Caltrans said there is no estimate when the scenic highway will reopen.

In the Paso Robles area, a handful of roads were closed due to flooding conditions, including parts of Penman Springs Road, Airport Road and San Marcos Road.

Along with the latest round of rainfall, high surf has also arrived along the entire San Luis Obispo County coastline.

The National Weather Service (NWS) has placed a High Surf Warning for the county through 9 p.m. Tuesday.

On Monday, visitors to Port San Luis witnessed unusually high waves crash against the beach and Harford Pier.

“It’s really wild and crazy today,” said Mary Leal of Lemoore while taking pictures of the waves in the Harford Pier parking lot. “I noticed how the water is very, very dark close to the beach area, and out further, it’s blue. It’s kind of interesting to look at, but the surf is crazy. The boats are swinging back and forth around in circles. Not some place I would want to be.”

The NWS indicated the High Surf Warning means large breaking waves of 14 to 20 feet with dangerous rip currents could be present, while flooding of sea water is likely, around the time of high tide, over vulnerable low-lying coastal areas such as parking lots, beaches, and walkways.

The heavy rainfall has swollen the Arroyo Grande Creek in Arroyo Grande and Oceano as it flows through both communities as it makes its way to the Pacific Ocean.

Last year, the waterway roared well over its banks during the barrage of rainstorms causing the damage to the levee.

In September, San Luis Obispo County began a months-long repair project to help protect the South County communities during another round of heavy rainfall.

On Monday, the creek was flowing steadily, but no major issues were reported.

“It’s flowing good,” said Oceano resident Jim Wolfe, while stopping to look at the creek as it passes under the bridge on 22nd Street. “It’s very nice to see that there’s no damage, you know, to see what people have worked their whole life for washed away.”

Wolfe smiled as he watched the water flow Monday afternoon along with wife Mary, since the rain had moved out hours earlier and an almost clear blue sky could be seen overhead.
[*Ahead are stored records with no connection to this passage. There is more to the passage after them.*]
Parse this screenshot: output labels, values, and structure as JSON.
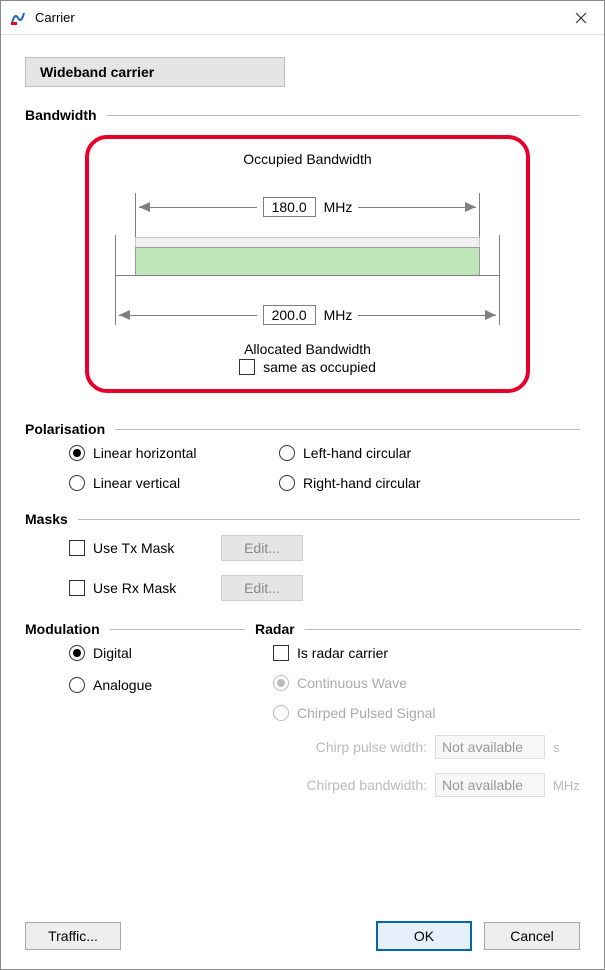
{
  "window": {
    "title": "Carrier"
  },
  "tab": {
    "label": "Wideband carrier"
  },
  "bandwidth": {
    "section": "Bandwidth",
    "occupied_label": "Occupied Bandwidth",
    "occupied_value": "180.0",
    "occupied_unit": "MHz",
    "allocated_label": "Allocated Bandwidth",
    "allocated_value": "200.0",
    "allocated_unit": "MHz",
    "same_as_occupied": "same as occupied"
  },
  "polarisation": {
    "section": "Polarisation",
    "linear_h": "Linear horizontal",
    "linear_v": "Linear vertical",
    "left_circ": "Left-hand circular",
    "right_circ": "Right-hand circular"
  },
  "masks": {
    "section": "Masks",
    "use_tx": "Use Tx Mask",
    "use_rx": "Use Rx Mask",
    "edit": "Edit..."
  },
  "modulation": {
    "section": "Modulation",
    "digital": "Digital",
    "analogue": "Analogue"
  },
  "radar": {
    "section": "Radar",
    "is_radar": "Is radar carrier",
    "cw": "Continuous Wave",
    "chirped": "Chirped Pulsed Signal",
    "pulse_width_label": "Chirp pulse width:",
    "pulse_width_value": "Not available",
    "pulse_width_unit": "s",
    "bandwidth_label": "Chirped bandwidth:",
    "bandwidth_value": "Not available",
    "bandwidth_unit": "MHz"
  },
  "buttons": {
    "traffic": "Traffic...",
    "ok": "OK",
    "cancel": "Cancel"
  }
}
“The sun does a lot more for your mental attitude, gives you the strength to go on for another rainy day,” said Wolfe.

The post Storm brings flooded roadways, high surf across San Luis Obispo County appeared first on News Channel 3-12.